▶ [ASSIGNMENT]
An exact restatement of the data is required, with the images omitted.

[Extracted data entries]
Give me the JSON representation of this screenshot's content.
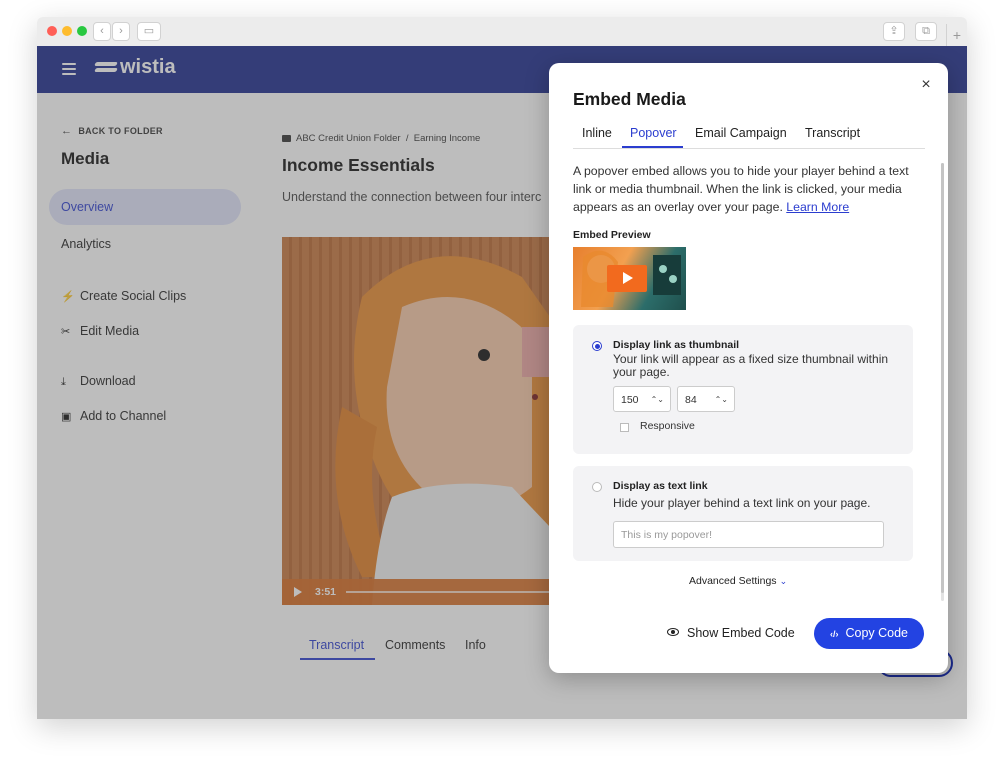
{
  "app": {
    "brand": "wistia",
    "accent_color": "#1b2a8c",
    "button_color": "#2343e2"
  },
  "sidebar": {
    "back_label": "BACK TO FOLDER",
    "title": "Media",
    "nav": [
      {
        "label": "Overview",
        "active": true
      },
      {
        "label": "Analytics",
        "active": false
      }
    ],
    "actions": [
      {
        "label": "Create Social Clips",
        "icon": "bolt-icon",
        "glyph": "⚡"
      },
      {
        "label": "Edit Media",
        "icon": "scissors-icon",
        "glyph": "✂"
      },
      {
        "label": "Download",
        "icon": "download-icon",
        "glyph": "⤓"
      },
      {
        "label": "Add to Channel",
        "icon": "channel-icon",
        "glyph": "▣"
      }
    ]
  },
  "main": {
    "breadcrumb": {
      "folder": "ABC Credit Union Folder",
      "separator": "/",
      "current": "Earning Income"
    },
    "title": "Income Essentials",
    "description": "Understand the connection between four interc",
    "video": {
      "time": "3:51"
    },
    "tabs": [
      {
        "label": "Transcript",
        "active": true
      },
      {
        "label": "Comments",
        "active": false
      },
      {
        "label": "Info",
        "active": false
      }
    ]
  },
  "modal": {
    "title": "Embed Media",
    "close_glyph": "×",
    "tabs": [
      {
        "label": "Inline",
        "active": false
      },
      {
        "label": "Popover",
        "active": true
      },
      {
        "label": "Email Campaign",
        "active": false
      },
      {
        "label": "Transcript",
        "active": false
      }
    ],
    "intro": "A popover embed allows you to hide your player behind a text link or media thumbnail. When the link is clicked, your media appears as an overlay over your page.",
    "learn_more": "Learn More",
    "preview_label": "Embed Preview",
    "option_thumbnail": {
      "title": "Display link as thumbnail",
      "description": "Your link will appear as a fixed size thumbnail within your page.",
      "selected": true,
      "width_value": "150",
      "height_value": "84",
      "responsive_label": "Responsive",
      "responsive_checked": false
    },
    "option_text": {
      "title": "Display as text link",
      "description": "Hide your player behind a text link on your page.",
      "selected": false,
      "placeholder": "This is my popover!"
    },
    "advanced": "Advanced Settings",
    "show_embed": "Show Embed Code",
    "copy_code": "Copy Code"
  }
}
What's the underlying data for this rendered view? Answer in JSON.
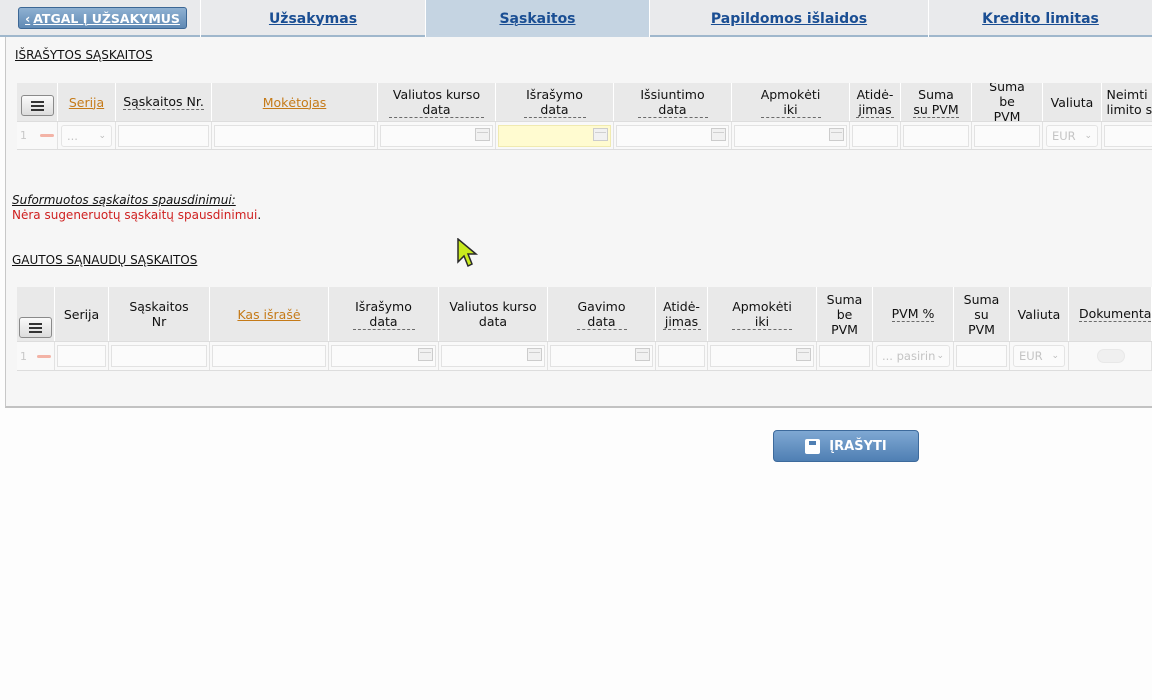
{
  "nav": {
    "back_label": "ATGAL Į UŽSAKYMUS",
    "tabs": [
      {
        "label": "Užsakymas",
        "active": false
      },
      {
        "label": "Sąskaitos",
        "active": true
      },
      {
        "label": "Papildomos išlaidos",
        "active": false
      },
      {
        "label": "Kredito limitas",
        "active": false
      }
    ]
  },
  "issued": {
    "title": "IŠRAŠYTOS SĄSKAITOS",
    "columns": [
      "Serija",
      "Sąskaitos Nr.",
      "Mokėtojas",
      "Valiutos kurso data",
      "Išrašymo data",
      "Išsiuntimo data",
      "Apmokėti iki",
      "Atidė-jimas",
      "Suma su PVM",
      "Suma be PVM",
      "Valiuta",
      "Neimti limito s"
    ],
    "row": {
      "num": "1",
      "series_value": "...",
      "currency": "EUR"
    }
  },
  "printed": {
    "title": "Suformuotos sąskaitos spausdinimui:",
    "message": "Nėra sugeneruotų sąskaitų spausdinimui",
    "message_end": "."
  },
  "received": {
    "title": "GAUTOS SĄNAUDŲ SĄSKAITOS",
    "columns": [
      "Serija",
      "Sąskaitos Nr",
      "Kas išrašė",
      "Išrašymo data",
      "Valiutos kurso data",
      "Gavimo data",
      "Atidė-jimas",
      "Apmokėti iki",
      "Suma be PVM",
      "PVM %",
      "Suma su PVM",
      "Valiuta",
      "Dokumenta"
    ],
    "row": {
      "num": "1",
      "vat_value": "... pasirin",
      "currency": "EUR"
    }
  },
  "actions": {
    "save_label": "ĮRAŠYTI"
  },
  "colors": {
    "accent": "#1a4e93",
    "sort_header": "#c57a18",
    "error": "#cf1f1f",
    "button": "#5f89b4"
  },
  "icons": [
    "chevron-left-icon",
    "menu-icon",
    "calendar-icon",
    "chevron-down-icon",
    "minus-icon",
    "save-icon",
    "document-icon",
    "cursor-icon"
  ]
}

▶ [RESPONSE AREA]
Give me the JSON representation of this screenshot's content.
{
  "app": {
    "brand": "wistia",
    "accent_color": "#1b2a8c",
    "button_color": "#2343e2"
  },
  "sidebar": {
    "back_label": "BACK TO FOLDER",
    "title": "Media",
    "nav": [
      {
        "label": "Overview",
        "active": true
      },
      {
        "label": "Analytics",
        "active": false
      }
    ],
    "actions": [
      {
        "label": "Create Social Clips",
        "icon": "bolt-icon",
        "glyph": "⚡"
      },
      {
        "label": "Edit Media",
        "icon": "scissors-icon",
        "glyph": "✂"
      },
      {
        "label": "Download",
        "icon": "download-icon",
        "glyph": "⤓"
      },
      {
        "label": "Add to Channel",
        "icon": "channel-icon",
        "glyph": "▣"
      }
    ]
  },
  "main": {
    "breadcrumb": {
      "folder": "ABC Credit Union Folder",
      "separator": "/",
      "current": "Earning Income"
    },
    "title": "Income Essentials",
    "description": "Understand the connection between four interc",
    "video": {
      "time": "3:51"
    },
    "tabs": [
      {
        "label": "Transcript",
        "active": true
      },
      {
        "label": "Comments",
        "active": false
      },
      {
        "label": "Info",
        "active": false
      }
    ]
  },
  "modal": {
    "title": "Embed Media",
    "close_glyph": "×",
    "tabs": [
      {
        "label": "Inline",
        "active": false
      },
      {
        "label": "Popover",
        "active": true
      },
      {
        "label": "Email Campaign",
        "active": false
      },
      {
        "label": "Transcript",
        "active": false
      }
    ],
    "intro": "A popover embed allows you to hide your player behind a text link or media thumbnail. When the link is clicked, your media appears as an overlay over your page.",
    "learn_more": "Learn More",
    "preview_label": "Embed Preview",
    "option_thumbnail": {
      "title": "Display link as thumbnail",
      "description": "Your link will appear as a fixed size thumbnail within your page.",
      "selected": true,
      "width_value": "150",
      "height_value": "84",
      "responsive_label": "Responsive",
      "responsive_checked": false
    },
    "option_text": {
      "title": "Display as text link",
      "description": "Hide your player behind a text link on your page.",
      "selected": false,
      "placeholder": "This is my popover!"
    },
    "advanced": "Advanced Settings",
    "show_embed": "Show Embed Code",
    "copy_code": "Copy Code"
  }
}
What's the underlying data for this rendered view? Answer in JSON.
{
  "nav": {
    "back_label": "ATGAL Į UŽSAKYMUS",
    "tabs": [
      {
        "label": "Užsakymas",
        "active": false
      },
      {
        "label": "Sąskaitos",
        "active": true
      },
      {
        "label": "Papildomos išlaidos",
        "active": false
      },
      {
        "label": "Kredito limitas",
        "active": false
      }
    ]
  },
  "issued": {
    "title": "IŠRAŠYTOS SĄSKAITOS",
    "columns": [
      "Serija",
      "Sąskaitos Nr.",
      "Mokėtojas",
      "Valiutos kurso data",
      "Išrašymo data",
      "Išsiuntimo data",
      "Apmokėti iki",
      "Atidė-jimas",
      "Suma su PVM",
      "Suma be PVM",
      "Valiuta",
      "Neimti limito s"
    ],
    "row": {
      "num": "1",
      "series_value": "...",
      "currency": "EUR"
    }
  },
  "printed": {
    "title": "Suformuotos sąskaitos spausdinimui:",
    "message": "Nėra sugeneruotų sąskaitų spausdinimui",
    "message_end": "."
  },
  "received": {
    "title": "GAUTOS SĄNAUDŲ SĄSKAITOS",
    "columns": [
      "Serija",
      "Sąskaitos Nr",
      "Kas išrašė",
      "Išrašymo data",
      "Valiutos kurso data",
      "Gavimo data",
      "Atidė-jimas",
      "Apmokėti iki",
      "Suma be PVM",
      "PVM %",
      "Suma su PVM",
      "Valiuta",
      "Dokumenta"
    ],
    "row": {
      "num": "1",
      "vat_value": "... pasirin",
      "currency": "EUR"
    }
  },
  "actions": {
    "save_label": "ĮRAŠYTI"
  },
  "colors": {
    "accent": "#1a4e93",
    "sort_header": "#c57a18",
    "error": "#cf1f1f",
    "button": "#5f89b4"
  },
  "icons": [
    "chevron-left-icon",
    "menu-icon",
    "calendar-icon",
    "chevron-down-icon",
    "minus-icon",
    "save-icon",
    "document-icon",
    "cursor-icon"
  ]
}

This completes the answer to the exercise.